In addition to reaching external databases and data feeds, Sugar 6 can pull in images and other types of data that helps an organization to get a more complete picture of the customer. The goal is to make these other sources of data and collaboration available from within the SugarCRM environment.
“The ability to be able to do this Facebook interaction, sharing images and files records, enables them to stay in the system,” Schneider continues. “Now you have a nice controlled centralized system for collaboration and sharing data. … We want to socially engineer what they do, so they’re not just looking at columns and rows of data, or contacts and accounts.”
The next phase–making money off social networking–is, of course, the holy grail, and it won’t be easy. SugarCRM’s goal is to stay open and flexible, because nobody knows what will be the hot new social networking site a year from now.
“Who knows–Facebook could be like MySpace,” Schneider says. “We’re trying to stay open and use all the newfangled sites and types of communities. Maybe YouTube will be the big thing in marketing. Load up videos and blast them out. The idea is, we want to be that core platform that whatever the fickleness of the social generation, we can follow.”
Sugar6 also brings better support for the iPhone with a new Sugar Mobile for iPhone client. It also expands the list of supported languages, which now include: Bulgarian, Chinese, Danish, Dutch, English, French, German, Hungarian, Italian, Japanese, Portuguese, Romanian, Russian, and Spanish.

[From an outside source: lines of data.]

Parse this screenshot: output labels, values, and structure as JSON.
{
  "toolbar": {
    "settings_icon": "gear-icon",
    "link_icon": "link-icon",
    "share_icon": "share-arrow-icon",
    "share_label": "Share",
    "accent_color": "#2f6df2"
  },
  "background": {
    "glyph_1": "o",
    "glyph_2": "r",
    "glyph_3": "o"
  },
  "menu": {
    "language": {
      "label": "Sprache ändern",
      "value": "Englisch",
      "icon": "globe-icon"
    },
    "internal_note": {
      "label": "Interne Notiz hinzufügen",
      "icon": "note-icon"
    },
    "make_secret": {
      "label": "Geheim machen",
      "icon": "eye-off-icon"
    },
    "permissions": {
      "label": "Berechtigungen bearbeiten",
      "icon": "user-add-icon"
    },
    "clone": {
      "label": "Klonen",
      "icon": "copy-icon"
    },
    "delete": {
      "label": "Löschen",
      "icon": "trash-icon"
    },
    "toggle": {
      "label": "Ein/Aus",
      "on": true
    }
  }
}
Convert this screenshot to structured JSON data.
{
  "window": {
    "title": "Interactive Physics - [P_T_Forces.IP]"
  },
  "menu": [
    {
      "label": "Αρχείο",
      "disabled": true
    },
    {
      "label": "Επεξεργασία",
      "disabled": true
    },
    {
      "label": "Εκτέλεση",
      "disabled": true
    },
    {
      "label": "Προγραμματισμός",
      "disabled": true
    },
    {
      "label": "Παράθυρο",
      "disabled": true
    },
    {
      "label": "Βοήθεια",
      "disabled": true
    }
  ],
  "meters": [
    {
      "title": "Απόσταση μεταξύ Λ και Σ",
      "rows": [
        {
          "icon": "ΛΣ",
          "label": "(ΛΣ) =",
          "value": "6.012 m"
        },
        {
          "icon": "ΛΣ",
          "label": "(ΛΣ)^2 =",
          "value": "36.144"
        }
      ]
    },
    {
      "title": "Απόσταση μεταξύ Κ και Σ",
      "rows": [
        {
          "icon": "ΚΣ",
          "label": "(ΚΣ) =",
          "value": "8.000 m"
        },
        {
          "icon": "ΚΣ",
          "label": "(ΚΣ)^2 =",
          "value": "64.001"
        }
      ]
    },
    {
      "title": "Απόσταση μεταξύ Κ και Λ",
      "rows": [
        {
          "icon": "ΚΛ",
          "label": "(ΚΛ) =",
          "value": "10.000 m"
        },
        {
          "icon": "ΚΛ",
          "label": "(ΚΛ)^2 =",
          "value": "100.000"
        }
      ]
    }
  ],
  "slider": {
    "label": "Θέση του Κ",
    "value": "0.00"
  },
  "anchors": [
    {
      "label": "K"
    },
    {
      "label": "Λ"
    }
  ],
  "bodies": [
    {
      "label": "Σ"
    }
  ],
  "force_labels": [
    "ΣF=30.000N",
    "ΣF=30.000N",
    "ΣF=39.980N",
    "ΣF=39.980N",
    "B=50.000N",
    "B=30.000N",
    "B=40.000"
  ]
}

Not all of the social media capabilities are available in the free Community Edition of SugarCRM, and require the purchase of subscriptions to the Professional or Enterprise editions. For more information and free trials, see www.sugarcrm.com.